Each of the steps of the method may be performed as described further herein. The method may also include any other step(s) that can be performed by the system, computer system(s) or subsystem(s), and/or imaging systems or subsystems described herein. The one or more computer systems, the one or more components, and the deep CNN may be configured according to any of the embodiments described herein, e.g., computer subsystem(s) 102, component(s) 100, and deep CNN 104. In addition, the method described above may be performed by any of the system embodiments described herein.

All of the methods described herein may include storing results of one or more steps of the method embodiments in a computer-readable storage medium. The results may include any of the results described herein and may be stored in any manner known in the art. The storage medium may include any storage medium described herein or any other suitable storage medium known in the art. After the results have been stored, the results can be accessed in the storage medium and used by any of the method or system embodiments described herein, formatted for display to a user, used by another software module, method, or system, etc. For example, the generated high resolution images may be used to perform metrology measurements on the specimen, to classify one or more defects detected on the specimen, to verify one or more defects detected on the specimen, and/or to determine if, based on one or more of the above, the process used to form patterned features on the specimen should be altered in some manner to thereby change the patterned features formed on other specimens in the same process.

An additional embodiment relates to a non-transitory computer-readable medium storing program instructions executable on one or more computer systems for performing a computer-implemented method for generating a high resolution image for a specimen from a low resolution image of the specimen. One such embodiment is shown in Fig. 9. In particular, as shown in Fig. 9, non-transitory computer-readable medium 900 includes program instructions 902 executable on computer system(s) 904. The computer-implemented method may include any step(s) of any method(s) described herein.

Program instructions 902 implementing methods such as those described herein may be stored on computer-readable medium 900. The computer-readable medium may be a storage medium such as a magnetic or optical disk, a magnetic tape, or any other suitable non-transitory computer-readable medium known in the art.

The program instructions may be implemented in any of various ways, including procedure-based techniques, component-based techniques, and/or object-oriented techniques, among others. For example, the program instructions may be implemented using ActiveX controls, C++ objects, JavaBeans, Microsoft Foundation Classes ("MFC"), SSE (Streaming SIMD Extension) or other technologies or methodologies, as desired.
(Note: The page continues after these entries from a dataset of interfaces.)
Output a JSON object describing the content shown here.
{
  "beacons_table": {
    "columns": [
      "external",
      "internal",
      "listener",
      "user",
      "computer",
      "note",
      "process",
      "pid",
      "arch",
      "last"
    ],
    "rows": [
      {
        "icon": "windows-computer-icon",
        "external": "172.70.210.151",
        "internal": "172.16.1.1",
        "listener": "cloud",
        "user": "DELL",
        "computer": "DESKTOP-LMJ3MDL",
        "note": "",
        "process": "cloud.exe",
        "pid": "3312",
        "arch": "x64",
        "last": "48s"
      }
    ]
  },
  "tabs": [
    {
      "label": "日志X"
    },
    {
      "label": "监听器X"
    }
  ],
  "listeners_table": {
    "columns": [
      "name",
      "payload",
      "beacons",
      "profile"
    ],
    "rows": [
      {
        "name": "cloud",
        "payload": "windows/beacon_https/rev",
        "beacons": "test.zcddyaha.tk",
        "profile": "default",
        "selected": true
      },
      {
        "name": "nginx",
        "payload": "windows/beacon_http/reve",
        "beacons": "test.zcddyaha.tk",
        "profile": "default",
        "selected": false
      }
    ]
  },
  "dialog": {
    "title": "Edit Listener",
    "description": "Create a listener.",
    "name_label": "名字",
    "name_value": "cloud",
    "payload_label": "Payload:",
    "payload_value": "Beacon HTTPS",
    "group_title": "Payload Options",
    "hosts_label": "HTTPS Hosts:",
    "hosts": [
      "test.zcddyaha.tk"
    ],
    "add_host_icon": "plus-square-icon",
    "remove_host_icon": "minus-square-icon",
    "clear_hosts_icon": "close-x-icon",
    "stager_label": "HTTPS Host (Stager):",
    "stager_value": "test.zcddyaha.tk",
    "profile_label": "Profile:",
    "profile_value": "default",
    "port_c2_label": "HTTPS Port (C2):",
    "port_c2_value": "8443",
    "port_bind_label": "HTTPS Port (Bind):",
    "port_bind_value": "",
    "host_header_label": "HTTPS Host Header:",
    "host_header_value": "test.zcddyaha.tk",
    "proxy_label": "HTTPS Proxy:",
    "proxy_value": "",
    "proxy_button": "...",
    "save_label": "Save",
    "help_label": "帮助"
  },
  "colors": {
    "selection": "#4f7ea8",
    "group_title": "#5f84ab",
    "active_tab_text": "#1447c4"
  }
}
Computer system(s) 904 may be configured according to any of the embodiments described herein.

Further modifications and alternative embodiments of various aspects of the invention will be apparent to those skilled in the art in view of this description. For example, methods and systems for generating a high resolution image for a specimen from a low resolution image of the specimen are provided. Accordingly, this description is to be construed as illustrative only and is for the purpose of teaching those skilled in the art the general manner of carrying out the invention. It is to be understood that the forms of the invention shown and described herein are to be taken as the presently preferred embodiments. Elements and materials may be substituted for those illustrated and described herein, parts and processes may be reversed, and certain features of the invention may be utilized independently, all as would be apparent to one skilled in the art after having the benefit of this description of the invention. Changes may be made in the elements described herein without departing from the spirit and scope of the invention as described in the following claims.